Provided data:
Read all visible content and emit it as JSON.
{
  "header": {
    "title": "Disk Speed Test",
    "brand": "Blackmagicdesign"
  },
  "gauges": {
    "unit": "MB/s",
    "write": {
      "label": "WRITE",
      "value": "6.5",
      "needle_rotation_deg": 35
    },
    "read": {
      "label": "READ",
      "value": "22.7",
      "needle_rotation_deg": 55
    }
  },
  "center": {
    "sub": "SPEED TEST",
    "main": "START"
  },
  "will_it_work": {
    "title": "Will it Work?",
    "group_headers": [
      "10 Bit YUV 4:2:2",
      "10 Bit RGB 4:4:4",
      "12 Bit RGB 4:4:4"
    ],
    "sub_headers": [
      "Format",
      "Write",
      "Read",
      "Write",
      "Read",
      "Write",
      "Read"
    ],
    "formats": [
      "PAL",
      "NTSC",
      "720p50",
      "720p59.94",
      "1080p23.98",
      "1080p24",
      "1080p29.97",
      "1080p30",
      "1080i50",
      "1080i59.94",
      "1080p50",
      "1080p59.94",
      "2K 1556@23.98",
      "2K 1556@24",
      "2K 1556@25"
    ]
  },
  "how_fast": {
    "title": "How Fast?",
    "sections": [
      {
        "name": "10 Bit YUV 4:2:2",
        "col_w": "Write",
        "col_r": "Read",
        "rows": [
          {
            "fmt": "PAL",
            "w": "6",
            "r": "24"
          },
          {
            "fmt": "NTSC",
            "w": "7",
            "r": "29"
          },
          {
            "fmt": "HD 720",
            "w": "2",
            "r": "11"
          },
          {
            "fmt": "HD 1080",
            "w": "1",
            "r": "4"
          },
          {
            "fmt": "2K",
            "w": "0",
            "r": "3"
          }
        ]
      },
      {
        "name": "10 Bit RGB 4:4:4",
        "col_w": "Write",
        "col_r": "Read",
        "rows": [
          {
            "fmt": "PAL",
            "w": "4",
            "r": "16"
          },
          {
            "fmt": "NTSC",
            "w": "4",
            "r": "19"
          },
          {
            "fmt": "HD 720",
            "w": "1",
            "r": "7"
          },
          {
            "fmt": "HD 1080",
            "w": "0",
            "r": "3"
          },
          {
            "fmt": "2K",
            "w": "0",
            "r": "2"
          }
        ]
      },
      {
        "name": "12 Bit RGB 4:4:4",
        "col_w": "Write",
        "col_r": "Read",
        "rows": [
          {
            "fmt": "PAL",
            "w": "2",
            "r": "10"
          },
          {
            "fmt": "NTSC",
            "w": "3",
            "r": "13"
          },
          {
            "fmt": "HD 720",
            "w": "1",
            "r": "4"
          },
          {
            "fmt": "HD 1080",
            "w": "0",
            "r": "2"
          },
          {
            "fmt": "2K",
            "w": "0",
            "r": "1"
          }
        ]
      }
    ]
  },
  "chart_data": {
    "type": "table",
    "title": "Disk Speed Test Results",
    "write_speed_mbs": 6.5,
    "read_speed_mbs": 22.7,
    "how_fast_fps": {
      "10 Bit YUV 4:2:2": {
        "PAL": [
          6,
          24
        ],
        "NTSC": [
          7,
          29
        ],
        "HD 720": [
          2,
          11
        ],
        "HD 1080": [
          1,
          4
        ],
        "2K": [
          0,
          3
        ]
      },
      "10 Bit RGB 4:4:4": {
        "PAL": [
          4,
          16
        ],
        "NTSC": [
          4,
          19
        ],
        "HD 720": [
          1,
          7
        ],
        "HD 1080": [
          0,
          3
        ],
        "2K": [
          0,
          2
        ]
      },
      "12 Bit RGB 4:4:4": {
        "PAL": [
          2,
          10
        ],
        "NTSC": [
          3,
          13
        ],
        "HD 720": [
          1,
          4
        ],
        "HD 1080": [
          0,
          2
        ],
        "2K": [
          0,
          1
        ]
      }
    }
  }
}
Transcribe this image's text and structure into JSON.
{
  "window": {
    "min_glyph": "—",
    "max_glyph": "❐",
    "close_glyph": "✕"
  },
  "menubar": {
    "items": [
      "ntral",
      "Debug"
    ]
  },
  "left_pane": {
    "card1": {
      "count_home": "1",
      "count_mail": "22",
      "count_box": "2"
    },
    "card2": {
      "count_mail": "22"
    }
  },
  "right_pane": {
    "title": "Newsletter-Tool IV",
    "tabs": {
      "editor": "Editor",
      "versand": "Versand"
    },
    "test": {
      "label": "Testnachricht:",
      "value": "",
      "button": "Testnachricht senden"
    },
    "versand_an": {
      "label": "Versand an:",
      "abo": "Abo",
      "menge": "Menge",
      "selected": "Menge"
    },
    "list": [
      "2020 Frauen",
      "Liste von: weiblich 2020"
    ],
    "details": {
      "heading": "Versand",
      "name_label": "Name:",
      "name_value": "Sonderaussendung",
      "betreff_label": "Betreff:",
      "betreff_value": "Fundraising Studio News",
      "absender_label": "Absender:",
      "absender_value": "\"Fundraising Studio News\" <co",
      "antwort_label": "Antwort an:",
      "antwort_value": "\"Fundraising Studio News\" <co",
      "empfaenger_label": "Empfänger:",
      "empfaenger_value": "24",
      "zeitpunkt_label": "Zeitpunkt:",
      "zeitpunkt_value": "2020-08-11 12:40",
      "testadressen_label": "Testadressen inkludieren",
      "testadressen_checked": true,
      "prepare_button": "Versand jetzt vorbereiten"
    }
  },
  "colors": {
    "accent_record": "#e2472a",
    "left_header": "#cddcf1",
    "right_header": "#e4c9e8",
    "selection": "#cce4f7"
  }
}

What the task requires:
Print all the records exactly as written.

Response below:
Read all visible content and emit it as JSON.
{
  "header": {
    "title": "Disk Speed Test",
    "brand": "Blackmagicdesign"
  },
  "gauges": {
    "unit": "MB/s",
    "write": {
      "label": "WRITE",
      "value": "6.5",
      "needle_rotation_deg": 35
    },
    "read": {
      "label": "READ",
      "value": "22.7",
      "needle_rotation_deg": 55
    }
  },
  "center": {
    "sub": "SPEED TEST",
    "main": "START"
  },
  "will_it_work": {
    "title": "Will it Work?",
    "group_headers": [
      "10 Bit YUV 4:2:2",
      "10 Bit RGB 4:4:4",
      "12 Bit RGB 4:4:4"
    ],
    "sub_headers": [
      "Format",
      "Write",
      "Read",
      "Write",
      "Read",
      "Write",
      "Read"
    ],
    "formats": [
      "PAL",
      "NTSC",
      "720p50",
      "720p59.94",
      "1080p23.98",
      "1080p24",
      "1080p29.97",
      "1080p30",
      "1080i50",
      "1080i59.94",
      "1080p50",
      "1080p59.94",
      "2K 1556@23.98",
      "2K 1556@24",
      "2K 1556@25"
    ]
  },
  "how_fast": {
    "title": "How Fast?",
    "sections": [
      {
        "name": "10 Bit YUV 4:2:2",
        "col_w": "Write",
        "col_r": "Read",
        "rows": [
          {
            "fmt": "PAL",
            "w": "6",
            "r": "24"
          },
          {
            "fmt": "NTSC",
            "w": "7",
            "r": "29"
          },
          {
            "fmt": "HD 720",
            "w": "2",
            "r": "11"
          },
          {
            "fmt": "HD 1080",
            "w": "1",
            "r": "4"
          },
          {
            "fmt": "2K",
            "w": "0",
            "r": "3"
          }
        ]
      },
      {
        "name": "10 Bit RGB 4:4:4",
        "col_w": "Write",
        "col_r": "Read",
        "rows": [
          {
            "fmt": "PAL",
            "w": "4",
            "r": "16"
          },
          {
            "fmt": "NTSC",
            "w": "4",
            "r": "19"
          },
          {
            "fmt": "HD 720",
            "w": "1",
            "r": "7"
          },
          {
            "fmt": "HD 1080",
            "w": "0",
            "r": "3"
          },
          {
            "fmt": "2K",
            "w": "0",
            "r": "2"
          }
        ]
      },
      {
        "name": "12 Bit RGB 4:4:4",
        "col_w": "Write",
        "col_r": "Read",
        "rows": [
          {
            "fmt": "PAL",
            "w": "2",
            "r": "10"
          },
          {
            "fmt": "NTSC",
            "w": "3",
            "r": "13"
          },
          {
            "fmt": "HD 720",
            "w": "1",
            "r": "4"
          },
          {
            "fmt": "HD 1080",
            "w": "0",
            "r": "2"
          },
          {
            "fmt": "2K",
            "w": "0",
            "r": "1"
          }
        ]
      }
    ]
  },
  "chart_data": {
    "type": "table",
    "title": "Disk Speed Test Results",
    "write_speed_mbs": 6.5,
    "read_speed_mbs": 22.7,
    "how_fast_fps": {
      "10 Bit YUV 4:2:2": {
        "PAL": [
          6,
          24
        ],
        "NTSC": [
          7,
          29
        ],
        "HD 720": [
          2,
          11
        ],
        "HD 1080": [
          1,
          4
        ],
        "2K": [
          0,
          3
        ]
      },
      "10 Bit RGB 4:4:4": {
        "PAL": [
          4,
          16
        ],
        "NTSC": [
          4,
          19
        ],
        "HD 720": [
          1,
          7
        ],
        "HD 1080": [
          0,
          3
        ],
        "2K": [
          0,
          2
        ]
      },
      "12 Bit RGB 4:4:4": {
        "PAL": [
          2,
          10
        ],
        "NTSC": [
          3,
          13
        ],
        "HD 720": [
          1,
          4
        ],
        "HD 1080": [
          0,
          2
        ],
        "2K": [
          0,
          1
        ]
      }
    }
  }
}
Transcribe this image's text and structure into JSON.
{
  "window": {
    "min_glyph": "—",
    "max_glyph": "❐",
    "close_glyph": "✕"
  },
  "menubar": {
    "items": [
      "ntral",
      "Debug"
    ]
  },
  "left_pane": {
    "card1": {
      "count_home": "1",
      "count_mail": "22",
      "count_box": "2"
    },
    "card2": {
      "count_mail": "22"
    }
  },
  "right_pane": {
    "title": "Newsletter-Tool IV",
    "tabs": {
      "editor": "Editor",
      "versand": "Versand"
    },
    "test": {
      "label": "Testnachricht:",
      "value": "",
      "button": "Testnachricht senden"
    },
    "versand_an": {
      "label": "Versand an:",
      "abo": "Abo",
      "menge": "Menge",
      "selected": "Menge"
    },
    "list": [
      "2020 Frauen",
      "Liste von: weiblich 2020"
    ],
    "details": {
      "heading": "Versand",
      "name_label": "Name:",
      "name_value": "Sonderaussendung",
      "betreff_label": "Betreff:",
      "betreff_value": "Fundraising Studio News",
      "absender_label": "Absender:",
      "absender_value": "\"Fundraising Studio News\" <co",
      "antwort_label": "Antwort an:",
      "antwort_value": "\"Fundraising Studio News\" <co",
      "empfaenger_label": "Empfänger:",
      "empfaenger_value": "24",
      "zeitpunkt_label": "Zeitpunkt:",
      "zeitpunkt_value": "2020-08-11 12:40",
      "testadressen_label": "Testadressen inkludieren",
      "testadressen_checked": true,
      "prepare_button": "Versand jetzt vorbereiten"
    }
  },
  "colors": {
    "accent_record": "#e2472a",
    "left_header": "#cddcf1",
    "right_header": "#e4c9e8",
    "selection": "#cce4f7"
  }
}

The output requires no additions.